But she had fire. I liked that. Sure she was annoying as all get out, but she cared. I like that. I just wanted it without all off the baggage.
Season Two: Gwen got better. A little. She became cooler. She was still a self-righteous bitch sometimes, but really only when the situation called for it. When she discovered that her boss was keeping an entire subset of missing people on an island to keep them from upsetting their families, she was outraged. Upon discovering that he had very good reasons for this, she was still outraged. That was a little annoying. Like I said, she only got really angry about the things that mattered, but Gwen’s rage was still a little much. However, she was pretty awesome too. This was the season that Gwen finally told Rhys what she does for a living: hunt aliens. He’s shocked (but admits it does explain a lot about their relationship). Why it made me like her more is that suddenly, Gwen had to face up to her past decisions. She had a real relationship, one in which she shared fully.
There are not nearly enough shows where women have that kind of relationship, I’ve found, and especially not in genre television. Gwen had started down the bad path in season one by mistreating the one character point that actually made her interesting, and it was incredibly heartening to see her get it back. Gwen and Rhys matter. She’s dominant, alpha, incredibly kickass and far too attached to her guns, while Rhys runs a lorry-driving company. He’s sweet. He loves Gwen and cares for her. I’m sorry, but we need a lot more of that.
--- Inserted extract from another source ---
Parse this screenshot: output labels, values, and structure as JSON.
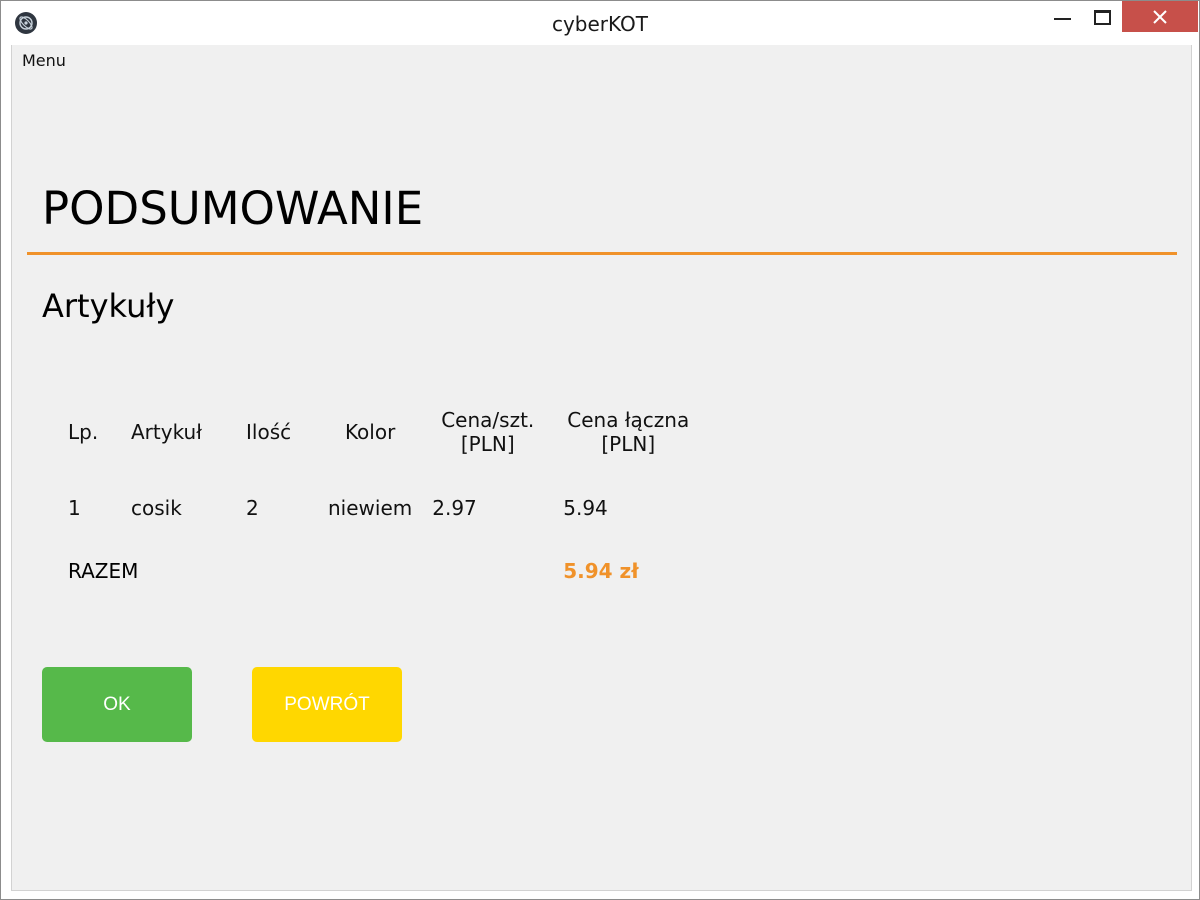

Season two was the season where Gwen and Rhys got married, reaffirmed their love, and where Gwen learned precisely how badass she could be. Very.
Children of Earth and Miracle Day: Children of Earth isn’t exactly Season Three, but actually a miniseries. And it is amazing.** In this, for the first time, I loved Gwen. She was still flawed, still judgmental, but she was brilliant. Incredibly badass (I mean breaking into secure facilities with a van and a pistol badass), vulnerable (finding out that she’s pregnant when the whole world’s children are suddenly threatened), and finally blissfully real (having to have the conversation with Rhys: do we want to have a baby in a world like this?). For the first time, I looked up and saw a real woman on the screen, and I liked her. Even when she wasn’t perhaps being good, or nice, or even agreeable, she was so very very real.
|And about your baby. I'm gonna go now.|
It made me love her.
So, yes, Gwen Cooper isn’t perfect. She’s self-righteous, judgmental, a horrible planner (my friends and I have started calling terrible plans “Torchwood Plans”), and a right bitch sometimes. But she’s real. She’s loyal, she’s fierce, and she’s brilliant. And it only took them two seasons to get there.
|This is a face that cares. Clearly.|
*Point of note: If you haven’t seen Torchwood, and want something more sturdy than my vague summary to go on, please see the wikipedia article here or the official site here for more information. Or just watch the show. You could do worse.
**WATCH. IT. It will be the best thing you have ever seen.